The sophomore album by the audacious Kanye West had quite the task to follow up to the critically acclaimed The College Dropout, to which the success only further boosted his ego, so West decided to respond by expanding. Expanding the album length, the number of guest artists, the number of production techniques, instruments, genre influences, and quite plainly, expanding the hip hop sound. If his debut introduced a rising star, Late Registration confirmed his status.
From true opener, “Heard ‘Em Say” and grandiose follow up “Touch the Sky”, it is evident this album will be far different to his debut, with the latter an anthemic event in popular hip hop. The production, for once not handled by West himself but by Just Blaze, capably holds its own amongst, if not betters, most other tracks on the record. “Gold Digger” then succeeds that with its infectious beat, catchy chorus and good lyrics both ridiculing and empowering women. Somehow, West then caps off a near perfect opening four tracks with the smooth collaboration, “Drive Slow”, in which Paul Wall drops one of the best guest verses on the record, with articulate rhyming patterns and the great lyric, “the disco ball in my mouth insinuates I’m ballin’”.
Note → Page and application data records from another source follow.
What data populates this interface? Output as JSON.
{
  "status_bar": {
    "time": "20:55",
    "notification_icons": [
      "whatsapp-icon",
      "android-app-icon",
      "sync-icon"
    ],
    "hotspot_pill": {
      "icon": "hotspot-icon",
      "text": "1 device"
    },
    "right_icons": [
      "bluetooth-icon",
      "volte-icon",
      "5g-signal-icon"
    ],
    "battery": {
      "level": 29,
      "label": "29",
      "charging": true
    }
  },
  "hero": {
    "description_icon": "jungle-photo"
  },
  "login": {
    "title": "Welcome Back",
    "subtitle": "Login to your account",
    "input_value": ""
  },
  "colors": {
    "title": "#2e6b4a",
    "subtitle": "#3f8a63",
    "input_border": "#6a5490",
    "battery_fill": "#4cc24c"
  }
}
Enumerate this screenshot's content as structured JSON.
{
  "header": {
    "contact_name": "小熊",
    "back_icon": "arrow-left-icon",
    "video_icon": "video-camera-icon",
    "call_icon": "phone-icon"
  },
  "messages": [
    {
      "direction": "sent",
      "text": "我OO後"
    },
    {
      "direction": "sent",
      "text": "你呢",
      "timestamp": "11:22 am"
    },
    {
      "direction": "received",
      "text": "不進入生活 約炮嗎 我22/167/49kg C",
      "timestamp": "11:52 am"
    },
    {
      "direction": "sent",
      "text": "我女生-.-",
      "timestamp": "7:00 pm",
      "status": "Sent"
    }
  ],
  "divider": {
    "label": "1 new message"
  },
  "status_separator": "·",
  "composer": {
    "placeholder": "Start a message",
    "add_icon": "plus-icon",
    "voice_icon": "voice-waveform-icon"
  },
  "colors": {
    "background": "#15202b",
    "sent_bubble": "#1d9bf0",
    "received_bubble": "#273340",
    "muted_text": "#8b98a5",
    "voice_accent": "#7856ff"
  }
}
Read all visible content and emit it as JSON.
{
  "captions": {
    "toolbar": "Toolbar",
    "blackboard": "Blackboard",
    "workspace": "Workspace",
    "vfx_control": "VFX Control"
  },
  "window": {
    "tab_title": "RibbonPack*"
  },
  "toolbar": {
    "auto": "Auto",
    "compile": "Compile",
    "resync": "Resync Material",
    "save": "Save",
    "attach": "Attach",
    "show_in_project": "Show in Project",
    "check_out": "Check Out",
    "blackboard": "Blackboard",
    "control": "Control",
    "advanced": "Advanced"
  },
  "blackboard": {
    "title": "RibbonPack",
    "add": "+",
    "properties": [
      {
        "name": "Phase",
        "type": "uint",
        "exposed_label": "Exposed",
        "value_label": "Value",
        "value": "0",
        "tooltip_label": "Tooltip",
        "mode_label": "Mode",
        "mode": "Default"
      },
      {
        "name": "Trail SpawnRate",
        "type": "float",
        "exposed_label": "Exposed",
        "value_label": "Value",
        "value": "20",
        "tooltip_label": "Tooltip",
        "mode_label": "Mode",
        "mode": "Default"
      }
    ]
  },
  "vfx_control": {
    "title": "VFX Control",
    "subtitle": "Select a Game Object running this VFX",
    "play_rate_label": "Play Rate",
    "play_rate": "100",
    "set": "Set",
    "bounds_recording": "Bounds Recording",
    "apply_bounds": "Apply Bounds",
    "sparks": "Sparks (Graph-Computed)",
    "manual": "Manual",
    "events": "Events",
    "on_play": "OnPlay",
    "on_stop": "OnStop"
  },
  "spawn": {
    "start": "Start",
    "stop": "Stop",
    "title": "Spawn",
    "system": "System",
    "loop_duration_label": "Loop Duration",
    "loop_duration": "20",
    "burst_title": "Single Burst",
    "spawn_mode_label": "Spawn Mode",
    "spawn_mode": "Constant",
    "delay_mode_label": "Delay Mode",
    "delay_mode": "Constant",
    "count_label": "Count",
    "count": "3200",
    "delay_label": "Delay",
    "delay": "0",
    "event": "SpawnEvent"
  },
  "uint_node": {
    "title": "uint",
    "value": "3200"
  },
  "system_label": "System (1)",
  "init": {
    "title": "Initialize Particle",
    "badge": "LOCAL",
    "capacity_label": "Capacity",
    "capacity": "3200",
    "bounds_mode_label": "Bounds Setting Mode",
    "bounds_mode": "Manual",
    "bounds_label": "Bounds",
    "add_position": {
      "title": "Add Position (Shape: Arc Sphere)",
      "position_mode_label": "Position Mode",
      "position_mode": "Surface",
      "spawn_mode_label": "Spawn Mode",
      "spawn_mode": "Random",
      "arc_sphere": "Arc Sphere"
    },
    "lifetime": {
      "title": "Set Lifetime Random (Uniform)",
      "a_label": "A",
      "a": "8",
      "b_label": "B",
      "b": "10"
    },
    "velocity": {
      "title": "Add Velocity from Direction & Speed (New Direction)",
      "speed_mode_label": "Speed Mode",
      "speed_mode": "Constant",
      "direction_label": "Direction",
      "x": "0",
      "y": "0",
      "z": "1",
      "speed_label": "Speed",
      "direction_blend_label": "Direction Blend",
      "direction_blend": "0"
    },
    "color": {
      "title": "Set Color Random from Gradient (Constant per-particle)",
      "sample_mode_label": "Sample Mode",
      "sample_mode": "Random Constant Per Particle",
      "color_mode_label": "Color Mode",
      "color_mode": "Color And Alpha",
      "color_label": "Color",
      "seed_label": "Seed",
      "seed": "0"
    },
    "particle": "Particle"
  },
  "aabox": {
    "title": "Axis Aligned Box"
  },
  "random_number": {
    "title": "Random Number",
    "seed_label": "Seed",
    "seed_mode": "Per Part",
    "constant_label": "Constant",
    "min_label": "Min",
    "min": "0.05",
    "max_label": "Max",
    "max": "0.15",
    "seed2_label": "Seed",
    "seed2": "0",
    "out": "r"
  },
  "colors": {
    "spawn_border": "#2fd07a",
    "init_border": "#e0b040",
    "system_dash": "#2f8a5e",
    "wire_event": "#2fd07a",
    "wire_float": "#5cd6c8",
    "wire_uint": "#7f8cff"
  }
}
An album standout, “Diamonds from Sierra Leone (Remix)”, has West tackling the large issue of conflict (blood) diamonds and the implications of their actions, before Jay steps in to brag some more about himself, “I’m not a businessman, I’m a business, man! Let me handle my business, damn”. The ode to West’s mother, “Hey Mama”, follows that, and is lyrically the best track on the record. Honest and heartfelt, something unexpected, it feels entirely appropriate for Late Registration, and the lyrics tell us all how great this lady was (My mama told me go to school, get your doctorate, something to fall back on, you could profit with, but still supported me when I did the opposite). The album’s best track is the intricate and lavish, “Gone”, with orchestral production sounding at home alongside an Otis Redding sample, supporting without any doubt some of the best verses on any Kanye album.
This album is as influential and important as any hip hop album ever released, with its only detractor being the length and the fact a couple songs are weak in comparison. With both his first two albums both regarded as classics, it seemed West could do no wrong. The thinking hip hop fan’s favourite Kanye album, because when it comes right down to it Kanye, “Even your superficial raps is super-official”.
Top Songs – “Diamonds from Sierra Leone (Remix)”, “Hey Mama”, “Gone”